It's bad because it's affecting the world economy. With higher oil prices, the only winners are the oil distributors and drilling companies. Everyone else loses. Companies' profits decrease. People have to spend more on petrol leaving less for other purchases. Overall, people have less to spend and that hurts the economy and everyone working within the economy. That's why the stock market is still not returning to healthy normal levels; although healthy might not be the proper word to use for a market where almost every company is over-rated.

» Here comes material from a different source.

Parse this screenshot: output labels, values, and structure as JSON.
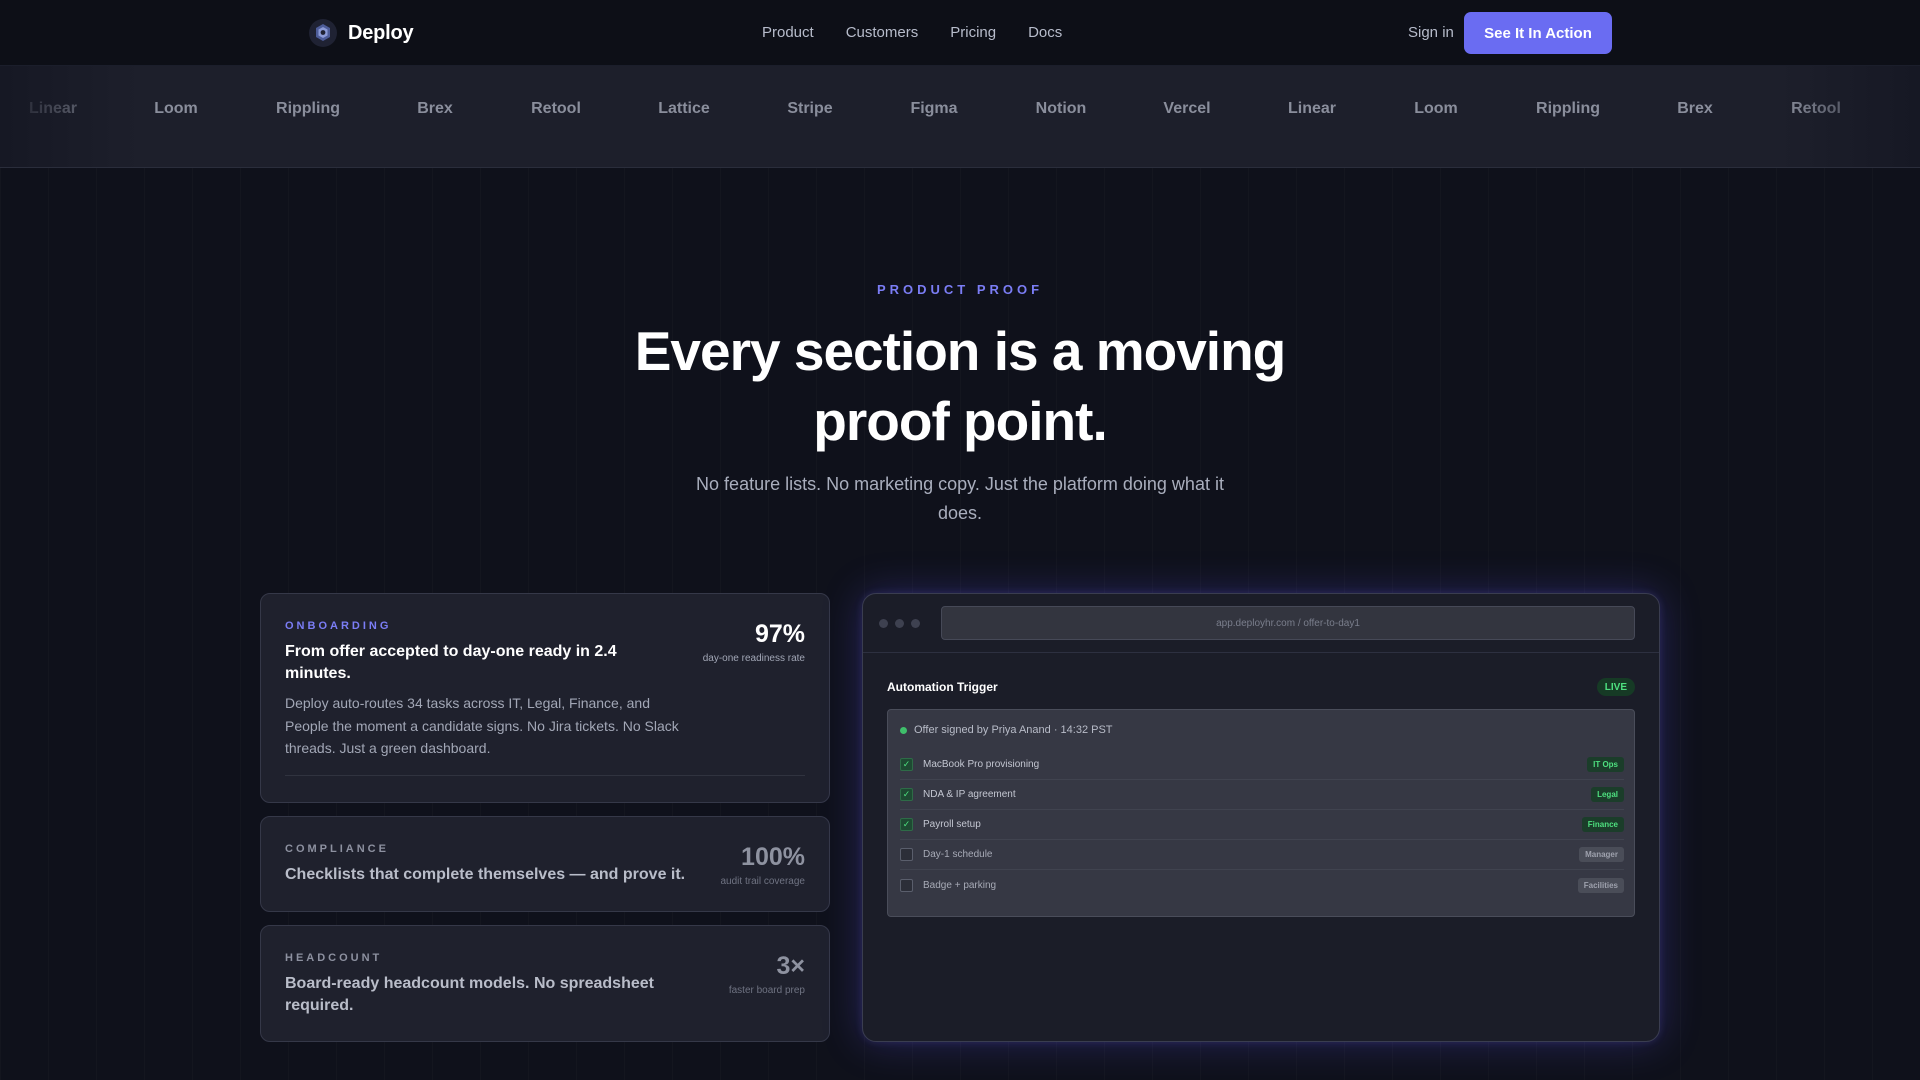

Current petrol prices For years, we have heard rumours of people, inventors and companies who have worked on alternative engines, who have made progress and then been either bought out by the oil cartels or assassinated by the oil cartels when they refused to sell their inventions. Today's world is probably twenty years behind what it could have been in technological advancement if all of the world's inventions were allowed to be used and produced, including countless inventions not related to engines. Has anyone heard of the light bulb invented in Japan that doesn't burn out? No replacements needed. That was bought out real quick.

Another rumoured invention was that of an advanced passenger aircraft invented by a scientist in Holland, apparently for the U.S. government. The aircraft used advanced technologies to fly from Europe to the U.S. in just a few hours. That kind of invention wouldn't last long in today's world though. With all of the airlines heavy in debt paying large mortgages on their current aircraft, the last thing they'd want to see is a new airline using planes that can fly four times faster for the same price. They'd all be out of business quicker than you can fry an egg, and the banks holding their mortgages definitely wouldn't like that. Boeing wouldn't like it either and since they're best friends with the U.S. government, nothing that could hurt Boeing's earnings would be allowed onto the market without a major war.

HK$12.66 is a lot of money to pay for petrol. Our car is a very comfortable albeit slightly ageing car with a three litre engine. To drive my wife to work in the morning costs around HK$83 including tunnel fees. That's a little shocking. It's no wonder smart people use the public transport here when they can. Add to that the cost of parking should you want to park your car at or near the office and you'd need to be a millionaire to survive through the year.

As a rule, there is no free parking in Hong Kong unless you're in the countryside. Parking in the city costs anywhere from HK$20 to HK$30 and more per hour. A few car parks even charge HK$50 per hour. That's a lot of money. During SARS and the economic depression, people stopped driving so competition began increasing among car parks. Consequently, a few things occurred. First, the hourly fee came down; just a little. Second, the car parks began using deceptive advertising. Their fee boards at the car park entrance would show the fee in large friendly letters. It was only after turning into the car park enough that you couldn't back out again that you would discover that the large friendly fee was per half hour, not per hour. It's now common for all car parks to advertise half hour fees rather than hourly fees. In some ways, it's good for the drivers because we can pay per half hour rather than per hour. Overall however, it's still more expensive than it used to be. Some car parks are now charging per quarter hour with a minimum charge of one hour. That gets rather complicated to calculate if you're in a hurry.

The charge-per-half-hour method used by the car parks is similar to the deceptive pricing methods used by the local supermarket chains, most notably ParknShop; owned and run by the infamous Li Ka Shing. They frequently put products on 'special'. If they change the prices frequently enough, people lose track and begin to think the prices really are special when they've actually been increased. My wife and I only buy a few things from ParknShop so we have excellent mental tracking of the prices. For some products, we watch for the fair dinkum discounts and then buy enough to last until the next discount; for example, washing powder and long life milk (fresh milk is way too expensive here).

Everybody loves to increase their prices. The local banks just announced service charge increases due to 'increasing operation costs' even though they continue to profit billions of dollars every year (which is why we keep our savings in bank equities rather than bank accounts). Oil companies increase their prices all the time, usually in response to crude oil price fluctuations. Unfortunately for us, they almost never decrease their prices, even when the crude oil prices fall. Anyone want to guess what the oil companies will do should the crude oil price come back down to US$50 per barrel?